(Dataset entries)
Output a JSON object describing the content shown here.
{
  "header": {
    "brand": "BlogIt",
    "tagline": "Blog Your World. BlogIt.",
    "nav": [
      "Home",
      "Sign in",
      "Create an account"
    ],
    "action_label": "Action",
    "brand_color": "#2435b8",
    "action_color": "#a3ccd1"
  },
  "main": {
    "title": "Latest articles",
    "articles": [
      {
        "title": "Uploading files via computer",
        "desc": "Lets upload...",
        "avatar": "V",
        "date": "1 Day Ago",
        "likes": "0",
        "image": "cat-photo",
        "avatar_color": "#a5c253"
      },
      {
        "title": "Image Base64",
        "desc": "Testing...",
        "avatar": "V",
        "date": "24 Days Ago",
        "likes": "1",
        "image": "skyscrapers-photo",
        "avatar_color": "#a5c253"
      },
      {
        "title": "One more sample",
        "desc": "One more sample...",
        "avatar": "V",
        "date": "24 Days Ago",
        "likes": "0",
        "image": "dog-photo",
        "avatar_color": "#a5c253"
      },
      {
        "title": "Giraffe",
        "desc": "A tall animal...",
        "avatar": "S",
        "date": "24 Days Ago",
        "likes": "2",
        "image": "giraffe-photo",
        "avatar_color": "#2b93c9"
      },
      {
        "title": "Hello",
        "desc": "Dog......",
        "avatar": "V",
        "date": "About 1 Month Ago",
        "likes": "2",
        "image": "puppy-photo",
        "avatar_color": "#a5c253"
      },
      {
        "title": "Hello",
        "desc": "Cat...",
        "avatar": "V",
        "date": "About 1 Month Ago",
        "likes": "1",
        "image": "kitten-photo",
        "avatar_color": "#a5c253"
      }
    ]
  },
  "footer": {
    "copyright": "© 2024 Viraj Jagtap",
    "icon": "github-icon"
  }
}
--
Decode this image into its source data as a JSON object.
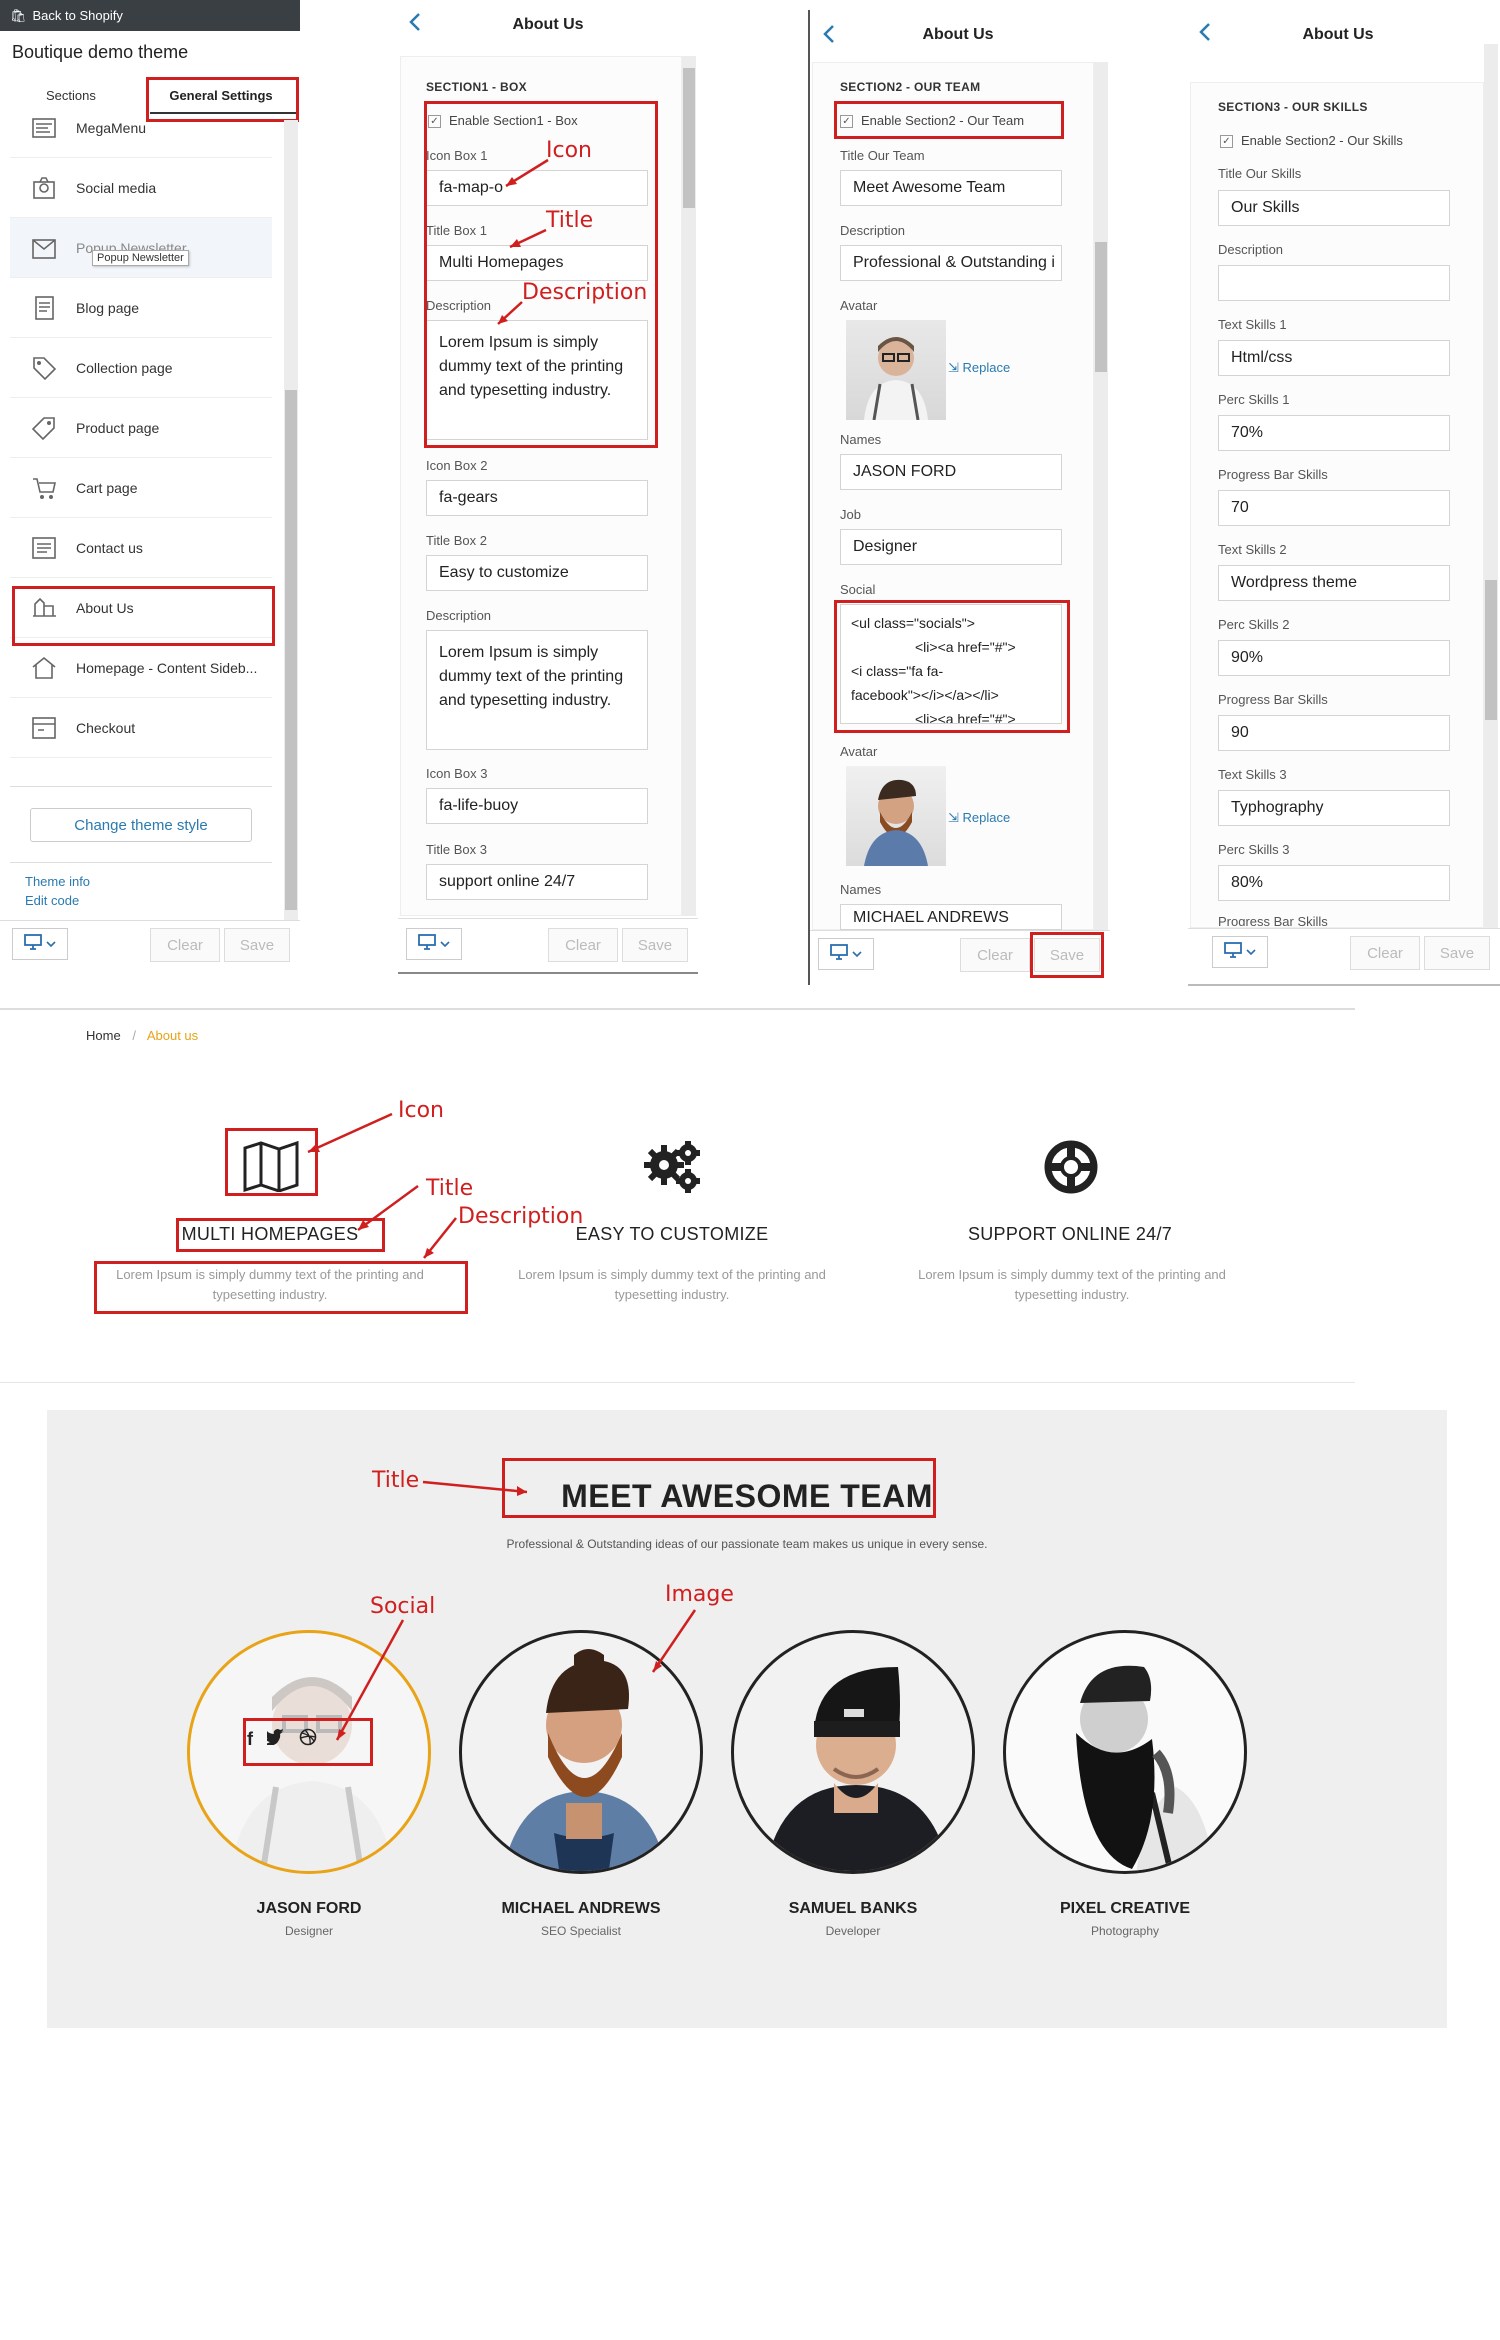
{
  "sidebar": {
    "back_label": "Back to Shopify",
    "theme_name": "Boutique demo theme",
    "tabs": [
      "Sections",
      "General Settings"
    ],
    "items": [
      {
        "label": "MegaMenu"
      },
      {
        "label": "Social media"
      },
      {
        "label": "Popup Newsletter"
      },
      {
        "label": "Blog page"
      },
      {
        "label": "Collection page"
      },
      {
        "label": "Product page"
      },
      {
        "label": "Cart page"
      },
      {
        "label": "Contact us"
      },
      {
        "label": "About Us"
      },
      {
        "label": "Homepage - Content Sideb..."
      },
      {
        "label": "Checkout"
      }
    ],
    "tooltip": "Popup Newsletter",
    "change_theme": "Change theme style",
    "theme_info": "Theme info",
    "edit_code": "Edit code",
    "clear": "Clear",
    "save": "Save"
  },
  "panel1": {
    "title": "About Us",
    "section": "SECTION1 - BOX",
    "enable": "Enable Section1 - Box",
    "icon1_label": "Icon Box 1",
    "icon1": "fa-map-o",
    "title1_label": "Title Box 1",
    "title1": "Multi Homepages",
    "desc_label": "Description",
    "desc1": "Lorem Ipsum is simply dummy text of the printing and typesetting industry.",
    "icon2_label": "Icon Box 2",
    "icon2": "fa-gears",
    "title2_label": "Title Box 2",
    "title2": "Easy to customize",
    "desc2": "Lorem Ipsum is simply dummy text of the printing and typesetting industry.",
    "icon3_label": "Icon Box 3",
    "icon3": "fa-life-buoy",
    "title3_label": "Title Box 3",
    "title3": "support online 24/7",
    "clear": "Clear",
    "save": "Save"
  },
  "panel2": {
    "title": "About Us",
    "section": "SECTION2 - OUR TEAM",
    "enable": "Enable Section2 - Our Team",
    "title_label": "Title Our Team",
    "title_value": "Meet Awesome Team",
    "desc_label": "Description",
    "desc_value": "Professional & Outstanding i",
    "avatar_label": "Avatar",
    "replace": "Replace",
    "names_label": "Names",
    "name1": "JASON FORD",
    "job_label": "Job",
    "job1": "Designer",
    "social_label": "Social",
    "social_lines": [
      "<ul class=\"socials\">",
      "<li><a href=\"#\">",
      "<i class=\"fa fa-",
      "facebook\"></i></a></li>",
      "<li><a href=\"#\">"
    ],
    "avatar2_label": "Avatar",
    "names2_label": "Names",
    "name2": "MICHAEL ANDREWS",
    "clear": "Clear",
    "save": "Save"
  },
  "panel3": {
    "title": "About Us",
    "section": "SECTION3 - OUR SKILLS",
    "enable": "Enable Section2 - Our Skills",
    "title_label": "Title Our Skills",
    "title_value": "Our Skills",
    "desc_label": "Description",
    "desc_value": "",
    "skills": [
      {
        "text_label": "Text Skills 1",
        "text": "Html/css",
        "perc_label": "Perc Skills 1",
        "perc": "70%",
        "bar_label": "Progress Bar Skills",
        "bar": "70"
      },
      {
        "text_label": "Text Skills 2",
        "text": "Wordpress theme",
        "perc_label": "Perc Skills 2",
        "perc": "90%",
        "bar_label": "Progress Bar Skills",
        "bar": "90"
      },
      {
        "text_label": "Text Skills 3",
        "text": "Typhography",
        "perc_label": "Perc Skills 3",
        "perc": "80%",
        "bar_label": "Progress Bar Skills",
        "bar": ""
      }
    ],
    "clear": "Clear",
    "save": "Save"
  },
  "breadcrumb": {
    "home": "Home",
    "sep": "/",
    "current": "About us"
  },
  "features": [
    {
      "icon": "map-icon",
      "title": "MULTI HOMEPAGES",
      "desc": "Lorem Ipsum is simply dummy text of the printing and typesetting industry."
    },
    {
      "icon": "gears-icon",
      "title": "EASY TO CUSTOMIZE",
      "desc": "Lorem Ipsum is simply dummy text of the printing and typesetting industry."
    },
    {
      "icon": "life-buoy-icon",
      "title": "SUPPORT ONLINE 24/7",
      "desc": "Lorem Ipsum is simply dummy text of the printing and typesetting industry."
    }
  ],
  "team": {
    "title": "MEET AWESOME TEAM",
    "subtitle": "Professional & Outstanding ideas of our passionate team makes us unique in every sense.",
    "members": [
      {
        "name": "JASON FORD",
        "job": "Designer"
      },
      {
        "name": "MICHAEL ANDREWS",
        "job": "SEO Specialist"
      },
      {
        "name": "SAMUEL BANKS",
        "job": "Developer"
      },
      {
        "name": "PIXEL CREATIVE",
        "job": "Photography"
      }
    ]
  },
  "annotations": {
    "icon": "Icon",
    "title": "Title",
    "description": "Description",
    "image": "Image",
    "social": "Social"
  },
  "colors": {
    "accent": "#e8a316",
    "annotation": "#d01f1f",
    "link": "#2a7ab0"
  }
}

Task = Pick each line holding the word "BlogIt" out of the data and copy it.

Answer to this problem =
    "brand": "BlogIt",
    "tagline": "Blog Your World. BlogIt.",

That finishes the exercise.